Posts Tagged: Islamist extremism
Where bungling the burka row has got the Conservative Party. Damned if it investigates Johnson. And damned if it doesn’t.
Any proceedings against him under the Party’s Code of Conduct threaten a cats-cradle of conflicts of interest and breaches of natural justice.
Much of the establishment now accepts that Islamist ideology must be named and challenged. But this view doesn’t seem to be held by the new DPP.
“Globally, Muslims are by far the biggest victims of Islamist terrorism.” Javid’s counter-terrorism strategy speech – full text
Ultimately, our approach is about ensuring that there are no safe spaces for terrorists. We will work more closely with key partners outside of central government.
Wanted. A Muslim, a woman, and a fearless campaigner to review claims of Tory anti-Muslim prejudice.
We doubt that such institutional bias exists. But we would say that, wouldn’t we? Fortunately, Sayeeda Warsi has hit on a solution.
It was a textbook case of how Islamist terror works here – or has to date, anyway. We honour and remember those who died.
Here are five priorities. Sort out the extremism mess. Get an immigration policy move-on. Beef up your Windrush review. Don’t mess with ID cards. Or identity politics. Oh, and P.S…
WATCH: Javid’s Home Secretary TV debut. He says his priority is security. And that his urgent task is to sort Windrush.
His other priorities? Tackling crime, fighting terror and extremism, and dealing with illegal immigration. He is careful to praise Home Office staff.
The new Home Secretary won’t toe the Downing Street line as his predecessor did. His appointment is thus a sign of weakness at the top.
Look wider than the tragic tale of Alfie Evans. And ask if the balance of power is right between families and the state.
Disputes have focused on questions arising from his plight – parental, ethical, legal. But it may be useful to widen the angle of the lens.
But some, perhaps many, Tory MPs have these tendencies – including one no less senior than the Prime Minister herself.
Let’s suppose missile strikes target the Assad regime. But afterwards chemical weapons are used again in Syria. What then?
Reports this morning suggest conflict within the Government and hesitation in America.
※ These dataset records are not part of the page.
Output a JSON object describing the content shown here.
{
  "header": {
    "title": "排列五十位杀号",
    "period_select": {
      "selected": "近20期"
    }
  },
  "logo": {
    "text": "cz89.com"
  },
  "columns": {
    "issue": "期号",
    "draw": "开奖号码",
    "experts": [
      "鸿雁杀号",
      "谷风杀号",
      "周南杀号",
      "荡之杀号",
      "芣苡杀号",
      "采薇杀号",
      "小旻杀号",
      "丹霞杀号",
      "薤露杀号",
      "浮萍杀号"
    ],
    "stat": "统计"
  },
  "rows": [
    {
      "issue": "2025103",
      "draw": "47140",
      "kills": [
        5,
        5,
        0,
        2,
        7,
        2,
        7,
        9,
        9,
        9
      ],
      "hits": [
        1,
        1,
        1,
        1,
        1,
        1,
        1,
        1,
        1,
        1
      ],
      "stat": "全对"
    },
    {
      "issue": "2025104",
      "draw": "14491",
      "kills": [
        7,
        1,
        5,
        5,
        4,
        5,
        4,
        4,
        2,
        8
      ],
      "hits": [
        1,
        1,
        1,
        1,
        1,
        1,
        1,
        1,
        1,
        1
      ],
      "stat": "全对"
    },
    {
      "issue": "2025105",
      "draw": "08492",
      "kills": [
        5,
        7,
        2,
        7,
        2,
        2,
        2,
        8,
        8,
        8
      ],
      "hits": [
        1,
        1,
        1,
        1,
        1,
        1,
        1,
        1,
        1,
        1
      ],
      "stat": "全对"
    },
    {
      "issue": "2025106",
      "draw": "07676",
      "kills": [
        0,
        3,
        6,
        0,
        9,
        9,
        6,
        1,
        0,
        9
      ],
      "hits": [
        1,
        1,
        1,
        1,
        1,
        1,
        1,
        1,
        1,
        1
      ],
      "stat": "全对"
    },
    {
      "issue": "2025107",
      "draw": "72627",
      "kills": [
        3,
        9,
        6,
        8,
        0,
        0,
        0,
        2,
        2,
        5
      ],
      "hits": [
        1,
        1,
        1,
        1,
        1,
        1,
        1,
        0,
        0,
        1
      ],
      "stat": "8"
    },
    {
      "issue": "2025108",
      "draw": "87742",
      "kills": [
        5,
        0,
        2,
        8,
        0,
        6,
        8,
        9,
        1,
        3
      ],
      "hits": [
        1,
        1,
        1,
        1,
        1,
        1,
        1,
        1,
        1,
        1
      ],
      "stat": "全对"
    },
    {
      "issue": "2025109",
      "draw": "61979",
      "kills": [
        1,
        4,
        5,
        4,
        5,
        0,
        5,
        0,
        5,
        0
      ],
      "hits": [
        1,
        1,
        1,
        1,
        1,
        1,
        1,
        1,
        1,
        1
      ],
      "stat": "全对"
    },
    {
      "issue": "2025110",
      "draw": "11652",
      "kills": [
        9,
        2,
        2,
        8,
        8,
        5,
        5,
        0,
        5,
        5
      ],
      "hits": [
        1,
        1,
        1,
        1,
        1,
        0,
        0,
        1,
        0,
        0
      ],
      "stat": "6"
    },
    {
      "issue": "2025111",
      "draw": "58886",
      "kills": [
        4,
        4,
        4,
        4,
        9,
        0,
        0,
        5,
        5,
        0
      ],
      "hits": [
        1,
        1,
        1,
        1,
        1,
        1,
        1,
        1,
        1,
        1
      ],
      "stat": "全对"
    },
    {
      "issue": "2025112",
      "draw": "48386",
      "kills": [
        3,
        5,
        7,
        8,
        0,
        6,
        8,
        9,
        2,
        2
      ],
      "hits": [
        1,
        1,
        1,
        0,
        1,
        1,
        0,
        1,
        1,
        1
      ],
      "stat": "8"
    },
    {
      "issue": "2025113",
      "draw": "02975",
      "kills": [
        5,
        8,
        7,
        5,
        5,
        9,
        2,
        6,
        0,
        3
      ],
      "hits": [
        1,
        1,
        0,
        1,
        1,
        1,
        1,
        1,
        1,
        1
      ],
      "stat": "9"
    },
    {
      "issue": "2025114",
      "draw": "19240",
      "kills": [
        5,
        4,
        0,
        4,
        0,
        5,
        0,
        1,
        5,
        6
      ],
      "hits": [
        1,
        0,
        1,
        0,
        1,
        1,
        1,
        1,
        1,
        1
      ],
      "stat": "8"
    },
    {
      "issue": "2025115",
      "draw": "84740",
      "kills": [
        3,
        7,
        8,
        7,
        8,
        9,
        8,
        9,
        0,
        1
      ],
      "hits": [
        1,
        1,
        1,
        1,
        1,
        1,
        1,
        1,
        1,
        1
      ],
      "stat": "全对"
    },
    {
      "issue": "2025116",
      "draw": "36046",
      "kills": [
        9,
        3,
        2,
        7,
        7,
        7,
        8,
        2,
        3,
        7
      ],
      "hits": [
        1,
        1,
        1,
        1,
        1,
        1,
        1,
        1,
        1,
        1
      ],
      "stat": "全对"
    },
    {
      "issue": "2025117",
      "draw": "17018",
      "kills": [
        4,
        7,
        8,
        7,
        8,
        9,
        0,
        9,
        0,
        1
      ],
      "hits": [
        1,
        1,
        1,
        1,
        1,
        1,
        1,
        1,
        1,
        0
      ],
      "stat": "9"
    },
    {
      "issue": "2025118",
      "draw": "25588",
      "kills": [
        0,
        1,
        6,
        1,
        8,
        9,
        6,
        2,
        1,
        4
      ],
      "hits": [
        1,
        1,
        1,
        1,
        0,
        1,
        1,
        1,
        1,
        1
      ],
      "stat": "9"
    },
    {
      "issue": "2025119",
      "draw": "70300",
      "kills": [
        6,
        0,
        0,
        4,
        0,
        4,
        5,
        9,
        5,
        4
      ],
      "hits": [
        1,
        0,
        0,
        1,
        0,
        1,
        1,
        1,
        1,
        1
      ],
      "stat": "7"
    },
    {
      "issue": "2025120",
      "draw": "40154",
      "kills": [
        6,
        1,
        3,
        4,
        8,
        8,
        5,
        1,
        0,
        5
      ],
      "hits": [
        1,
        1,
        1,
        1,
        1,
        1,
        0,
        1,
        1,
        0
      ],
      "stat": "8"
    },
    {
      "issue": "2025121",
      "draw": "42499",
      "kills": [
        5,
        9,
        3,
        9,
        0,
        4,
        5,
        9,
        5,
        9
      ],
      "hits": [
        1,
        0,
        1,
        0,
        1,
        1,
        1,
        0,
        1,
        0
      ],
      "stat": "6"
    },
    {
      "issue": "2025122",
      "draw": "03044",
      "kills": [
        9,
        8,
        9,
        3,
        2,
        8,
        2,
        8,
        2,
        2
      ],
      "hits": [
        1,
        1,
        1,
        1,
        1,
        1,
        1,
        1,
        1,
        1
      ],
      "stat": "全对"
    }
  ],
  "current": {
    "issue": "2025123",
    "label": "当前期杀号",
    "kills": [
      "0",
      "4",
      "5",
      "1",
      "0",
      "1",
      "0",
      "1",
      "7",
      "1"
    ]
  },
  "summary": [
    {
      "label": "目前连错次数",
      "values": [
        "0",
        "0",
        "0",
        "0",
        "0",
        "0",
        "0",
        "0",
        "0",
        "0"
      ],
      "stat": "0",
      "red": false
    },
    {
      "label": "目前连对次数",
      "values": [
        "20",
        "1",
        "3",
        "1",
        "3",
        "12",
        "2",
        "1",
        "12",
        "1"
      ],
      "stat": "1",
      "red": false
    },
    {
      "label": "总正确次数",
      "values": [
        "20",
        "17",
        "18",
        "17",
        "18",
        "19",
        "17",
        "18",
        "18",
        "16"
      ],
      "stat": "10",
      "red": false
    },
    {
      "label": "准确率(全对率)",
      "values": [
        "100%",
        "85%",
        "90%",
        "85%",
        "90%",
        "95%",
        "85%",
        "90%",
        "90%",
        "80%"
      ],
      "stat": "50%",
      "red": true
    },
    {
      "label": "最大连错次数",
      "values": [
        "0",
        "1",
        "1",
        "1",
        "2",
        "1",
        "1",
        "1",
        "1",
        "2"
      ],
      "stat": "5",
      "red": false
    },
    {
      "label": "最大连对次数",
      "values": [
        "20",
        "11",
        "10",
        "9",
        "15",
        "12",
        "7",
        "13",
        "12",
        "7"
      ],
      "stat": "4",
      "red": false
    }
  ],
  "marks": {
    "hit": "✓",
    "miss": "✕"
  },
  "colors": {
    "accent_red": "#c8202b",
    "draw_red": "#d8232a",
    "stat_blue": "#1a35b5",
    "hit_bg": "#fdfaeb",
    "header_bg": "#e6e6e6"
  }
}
And no wonder.
We open a three-part series this week on May’s elections, beginning today with the cities that are all-out.
For reasons of political correctness, its remit now covers far more groups, many of which are clearly not engaged in violent protest, let alone terrorism.
As May squares up to one security challenge, Cameron reminds us of another: Islamist extremism – and its wider dimensions.
In Washington, the former Prime Minister ponders how his approach to tackling non-violent as well as violent extremism can be built on.